[Data extracted from a collection]
☆ ☆ ☆ ☆ ☆ ☆ ☆

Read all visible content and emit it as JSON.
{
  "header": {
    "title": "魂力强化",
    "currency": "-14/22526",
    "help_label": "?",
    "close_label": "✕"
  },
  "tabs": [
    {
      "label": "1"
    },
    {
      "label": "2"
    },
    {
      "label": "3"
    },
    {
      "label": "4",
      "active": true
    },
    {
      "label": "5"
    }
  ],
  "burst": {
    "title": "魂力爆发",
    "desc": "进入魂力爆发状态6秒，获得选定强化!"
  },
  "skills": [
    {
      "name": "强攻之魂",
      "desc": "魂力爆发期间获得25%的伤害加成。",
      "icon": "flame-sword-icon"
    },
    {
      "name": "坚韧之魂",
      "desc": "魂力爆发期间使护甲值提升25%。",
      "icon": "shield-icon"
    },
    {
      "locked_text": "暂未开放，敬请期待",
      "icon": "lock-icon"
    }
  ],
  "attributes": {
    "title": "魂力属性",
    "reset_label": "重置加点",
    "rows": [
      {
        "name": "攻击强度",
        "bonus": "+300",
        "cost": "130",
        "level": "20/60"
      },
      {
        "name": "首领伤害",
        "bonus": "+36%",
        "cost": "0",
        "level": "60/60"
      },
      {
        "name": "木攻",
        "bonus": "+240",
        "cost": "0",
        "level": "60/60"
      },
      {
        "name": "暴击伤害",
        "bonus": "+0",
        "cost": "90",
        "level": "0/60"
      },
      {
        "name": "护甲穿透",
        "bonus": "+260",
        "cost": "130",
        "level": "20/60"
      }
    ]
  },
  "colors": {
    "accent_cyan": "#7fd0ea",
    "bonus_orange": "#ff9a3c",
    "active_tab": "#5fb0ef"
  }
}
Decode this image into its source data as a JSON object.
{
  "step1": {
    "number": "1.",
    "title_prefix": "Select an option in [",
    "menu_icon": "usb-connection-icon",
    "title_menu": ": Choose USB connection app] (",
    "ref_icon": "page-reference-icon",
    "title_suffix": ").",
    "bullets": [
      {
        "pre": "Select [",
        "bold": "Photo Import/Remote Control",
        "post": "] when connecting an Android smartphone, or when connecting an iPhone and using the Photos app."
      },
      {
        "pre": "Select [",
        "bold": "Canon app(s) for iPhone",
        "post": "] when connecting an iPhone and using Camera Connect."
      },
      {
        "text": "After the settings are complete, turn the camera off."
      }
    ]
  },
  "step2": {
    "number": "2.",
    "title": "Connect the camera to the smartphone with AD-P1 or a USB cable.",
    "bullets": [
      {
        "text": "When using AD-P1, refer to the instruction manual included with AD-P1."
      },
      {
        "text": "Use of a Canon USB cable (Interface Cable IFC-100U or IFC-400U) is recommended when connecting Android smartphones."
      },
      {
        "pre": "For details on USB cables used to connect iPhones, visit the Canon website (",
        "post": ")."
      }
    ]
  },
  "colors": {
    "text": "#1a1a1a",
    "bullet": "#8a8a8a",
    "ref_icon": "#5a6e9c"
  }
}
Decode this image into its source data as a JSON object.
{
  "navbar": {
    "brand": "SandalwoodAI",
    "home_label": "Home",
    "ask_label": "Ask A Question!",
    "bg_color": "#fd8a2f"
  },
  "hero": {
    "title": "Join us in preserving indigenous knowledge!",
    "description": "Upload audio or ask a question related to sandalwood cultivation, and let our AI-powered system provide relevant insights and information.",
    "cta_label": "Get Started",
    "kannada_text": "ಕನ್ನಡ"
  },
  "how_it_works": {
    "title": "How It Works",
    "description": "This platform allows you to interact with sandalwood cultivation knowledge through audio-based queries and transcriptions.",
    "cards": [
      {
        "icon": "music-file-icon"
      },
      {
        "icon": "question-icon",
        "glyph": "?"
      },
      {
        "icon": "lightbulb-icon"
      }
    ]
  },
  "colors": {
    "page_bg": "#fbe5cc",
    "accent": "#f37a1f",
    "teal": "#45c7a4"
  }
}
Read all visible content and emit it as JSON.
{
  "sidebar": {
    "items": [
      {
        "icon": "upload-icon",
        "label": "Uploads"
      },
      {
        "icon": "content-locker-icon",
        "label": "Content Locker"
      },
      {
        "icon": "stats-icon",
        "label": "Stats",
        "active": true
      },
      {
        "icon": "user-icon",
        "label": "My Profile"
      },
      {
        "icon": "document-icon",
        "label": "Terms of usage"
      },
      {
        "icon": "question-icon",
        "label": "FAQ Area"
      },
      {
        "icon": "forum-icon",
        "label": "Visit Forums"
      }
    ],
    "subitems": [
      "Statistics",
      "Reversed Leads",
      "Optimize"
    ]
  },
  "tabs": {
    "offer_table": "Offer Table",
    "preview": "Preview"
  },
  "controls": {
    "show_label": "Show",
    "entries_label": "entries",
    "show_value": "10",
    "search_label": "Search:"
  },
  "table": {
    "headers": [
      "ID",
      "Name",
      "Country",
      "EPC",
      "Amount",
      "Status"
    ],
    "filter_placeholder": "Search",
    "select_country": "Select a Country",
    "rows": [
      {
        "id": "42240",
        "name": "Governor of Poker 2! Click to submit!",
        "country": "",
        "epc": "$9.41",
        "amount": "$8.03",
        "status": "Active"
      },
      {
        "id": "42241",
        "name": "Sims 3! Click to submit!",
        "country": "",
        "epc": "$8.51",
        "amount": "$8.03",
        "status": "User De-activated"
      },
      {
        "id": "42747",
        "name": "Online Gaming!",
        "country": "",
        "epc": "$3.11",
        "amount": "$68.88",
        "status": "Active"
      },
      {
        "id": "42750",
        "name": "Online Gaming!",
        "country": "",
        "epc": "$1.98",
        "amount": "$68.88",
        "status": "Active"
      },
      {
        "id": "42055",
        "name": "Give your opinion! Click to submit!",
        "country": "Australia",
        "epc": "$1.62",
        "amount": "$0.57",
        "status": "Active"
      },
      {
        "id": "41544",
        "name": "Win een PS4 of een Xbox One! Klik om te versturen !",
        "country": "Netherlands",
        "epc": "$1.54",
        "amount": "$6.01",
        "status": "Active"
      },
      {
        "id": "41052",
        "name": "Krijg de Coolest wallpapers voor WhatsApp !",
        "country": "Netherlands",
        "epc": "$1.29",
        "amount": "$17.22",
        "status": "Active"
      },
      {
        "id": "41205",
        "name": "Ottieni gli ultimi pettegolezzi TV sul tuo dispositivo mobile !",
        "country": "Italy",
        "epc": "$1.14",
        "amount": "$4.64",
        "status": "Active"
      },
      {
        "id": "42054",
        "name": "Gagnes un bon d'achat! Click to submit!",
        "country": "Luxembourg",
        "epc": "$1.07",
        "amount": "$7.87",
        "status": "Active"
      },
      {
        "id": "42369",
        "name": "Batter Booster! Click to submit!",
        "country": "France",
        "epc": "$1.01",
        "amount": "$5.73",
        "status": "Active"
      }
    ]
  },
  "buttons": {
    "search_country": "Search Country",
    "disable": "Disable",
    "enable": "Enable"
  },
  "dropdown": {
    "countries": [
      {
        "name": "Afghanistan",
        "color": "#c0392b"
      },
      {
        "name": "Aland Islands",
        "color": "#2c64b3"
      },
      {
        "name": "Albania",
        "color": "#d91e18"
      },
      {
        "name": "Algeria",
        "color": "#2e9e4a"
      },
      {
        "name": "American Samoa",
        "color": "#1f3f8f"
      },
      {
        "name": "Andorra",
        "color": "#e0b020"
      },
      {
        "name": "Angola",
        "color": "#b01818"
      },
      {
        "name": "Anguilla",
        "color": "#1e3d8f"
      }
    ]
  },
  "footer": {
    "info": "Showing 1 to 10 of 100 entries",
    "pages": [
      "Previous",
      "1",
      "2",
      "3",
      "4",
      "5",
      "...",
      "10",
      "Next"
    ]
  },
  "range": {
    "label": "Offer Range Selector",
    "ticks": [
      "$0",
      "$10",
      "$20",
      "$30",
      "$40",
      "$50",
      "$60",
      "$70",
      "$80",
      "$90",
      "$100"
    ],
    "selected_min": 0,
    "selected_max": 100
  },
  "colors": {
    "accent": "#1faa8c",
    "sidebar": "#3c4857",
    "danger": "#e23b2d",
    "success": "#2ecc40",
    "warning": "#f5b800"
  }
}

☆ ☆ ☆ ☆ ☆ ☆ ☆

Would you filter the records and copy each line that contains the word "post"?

        "post": "] when connecting an Android smartphone, or when connecting an iPhone and using the Photos app."
        "post": "] when connecting an iPhone and using Camera Connect."
        "post": ")."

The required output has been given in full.